> _Available data_:
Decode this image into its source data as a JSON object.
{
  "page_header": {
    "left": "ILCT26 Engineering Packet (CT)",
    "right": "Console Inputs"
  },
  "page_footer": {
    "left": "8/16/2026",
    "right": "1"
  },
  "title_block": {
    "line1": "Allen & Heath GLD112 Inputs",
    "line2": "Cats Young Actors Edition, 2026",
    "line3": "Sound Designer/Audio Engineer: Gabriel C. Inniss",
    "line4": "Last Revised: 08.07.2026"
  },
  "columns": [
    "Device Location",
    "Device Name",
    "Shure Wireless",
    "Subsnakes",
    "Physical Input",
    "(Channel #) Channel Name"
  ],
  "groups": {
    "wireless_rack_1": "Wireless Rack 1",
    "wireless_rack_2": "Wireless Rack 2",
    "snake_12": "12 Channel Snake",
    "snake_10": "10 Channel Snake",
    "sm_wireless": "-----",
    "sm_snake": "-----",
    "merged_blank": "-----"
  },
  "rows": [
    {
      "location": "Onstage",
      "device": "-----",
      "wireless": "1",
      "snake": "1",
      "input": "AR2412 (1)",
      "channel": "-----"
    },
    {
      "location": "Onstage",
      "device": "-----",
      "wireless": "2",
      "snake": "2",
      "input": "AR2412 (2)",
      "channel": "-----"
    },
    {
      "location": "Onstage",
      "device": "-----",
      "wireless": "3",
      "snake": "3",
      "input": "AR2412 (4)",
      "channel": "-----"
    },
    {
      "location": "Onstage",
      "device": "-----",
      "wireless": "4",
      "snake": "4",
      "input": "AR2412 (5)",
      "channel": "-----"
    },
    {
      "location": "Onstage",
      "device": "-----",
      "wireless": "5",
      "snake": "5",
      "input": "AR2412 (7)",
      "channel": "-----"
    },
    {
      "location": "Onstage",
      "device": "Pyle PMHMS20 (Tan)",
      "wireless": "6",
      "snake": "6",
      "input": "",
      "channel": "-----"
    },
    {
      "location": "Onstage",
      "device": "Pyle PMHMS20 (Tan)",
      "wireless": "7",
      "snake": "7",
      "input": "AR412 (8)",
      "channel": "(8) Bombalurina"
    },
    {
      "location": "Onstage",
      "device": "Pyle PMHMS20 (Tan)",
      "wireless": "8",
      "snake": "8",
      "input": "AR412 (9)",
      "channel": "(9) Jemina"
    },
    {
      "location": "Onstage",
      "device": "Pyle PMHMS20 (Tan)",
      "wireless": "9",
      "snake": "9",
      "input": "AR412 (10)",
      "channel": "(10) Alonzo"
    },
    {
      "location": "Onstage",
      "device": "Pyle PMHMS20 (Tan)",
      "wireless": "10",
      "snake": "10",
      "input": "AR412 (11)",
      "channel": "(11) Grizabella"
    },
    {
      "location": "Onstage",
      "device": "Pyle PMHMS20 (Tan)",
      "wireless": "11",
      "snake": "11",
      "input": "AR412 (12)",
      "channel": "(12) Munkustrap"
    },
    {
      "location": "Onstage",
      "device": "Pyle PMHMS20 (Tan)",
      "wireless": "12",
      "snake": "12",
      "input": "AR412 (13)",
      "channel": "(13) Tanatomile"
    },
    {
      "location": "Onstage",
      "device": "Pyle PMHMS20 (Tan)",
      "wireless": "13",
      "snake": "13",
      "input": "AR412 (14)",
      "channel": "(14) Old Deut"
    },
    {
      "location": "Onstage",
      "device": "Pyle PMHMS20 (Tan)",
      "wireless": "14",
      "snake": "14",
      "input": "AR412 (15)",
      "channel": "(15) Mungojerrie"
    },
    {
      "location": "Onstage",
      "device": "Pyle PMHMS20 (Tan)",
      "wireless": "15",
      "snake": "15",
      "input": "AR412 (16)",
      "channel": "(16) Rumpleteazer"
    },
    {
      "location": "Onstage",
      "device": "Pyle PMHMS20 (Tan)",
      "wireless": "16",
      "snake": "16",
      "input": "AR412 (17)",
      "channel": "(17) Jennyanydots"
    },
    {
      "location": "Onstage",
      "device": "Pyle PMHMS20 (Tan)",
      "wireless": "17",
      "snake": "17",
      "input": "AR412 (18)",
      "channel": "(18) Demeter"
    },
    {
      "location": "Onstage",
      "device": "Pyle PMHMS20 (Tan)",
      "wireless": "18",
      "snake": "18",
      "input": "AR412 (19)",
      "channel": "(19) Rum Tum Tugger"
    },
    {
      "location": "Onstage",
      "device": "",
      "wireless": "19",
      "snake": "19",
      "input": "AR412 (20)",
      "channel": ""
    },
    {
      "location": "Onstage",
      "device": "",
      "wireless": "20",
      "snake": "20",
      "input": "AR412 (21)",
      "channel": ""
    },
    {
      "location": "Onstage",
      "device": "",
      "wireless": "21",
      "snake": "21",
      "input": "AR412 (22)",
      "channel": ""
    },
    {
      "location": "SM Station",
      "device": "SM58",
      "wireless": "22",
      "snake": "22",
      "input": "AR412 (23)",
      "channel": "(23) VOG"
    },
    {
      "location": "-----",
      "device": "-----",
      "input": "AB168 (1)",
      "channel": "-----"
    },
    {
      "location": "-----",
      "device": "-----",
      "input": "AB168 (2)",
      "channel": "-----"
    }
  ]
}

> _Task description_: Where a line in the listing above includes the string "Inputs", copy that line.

> _Finished task_:
    "right": "Console Inputs"
    "line1": "Allen & Heath GLD112 Inputs",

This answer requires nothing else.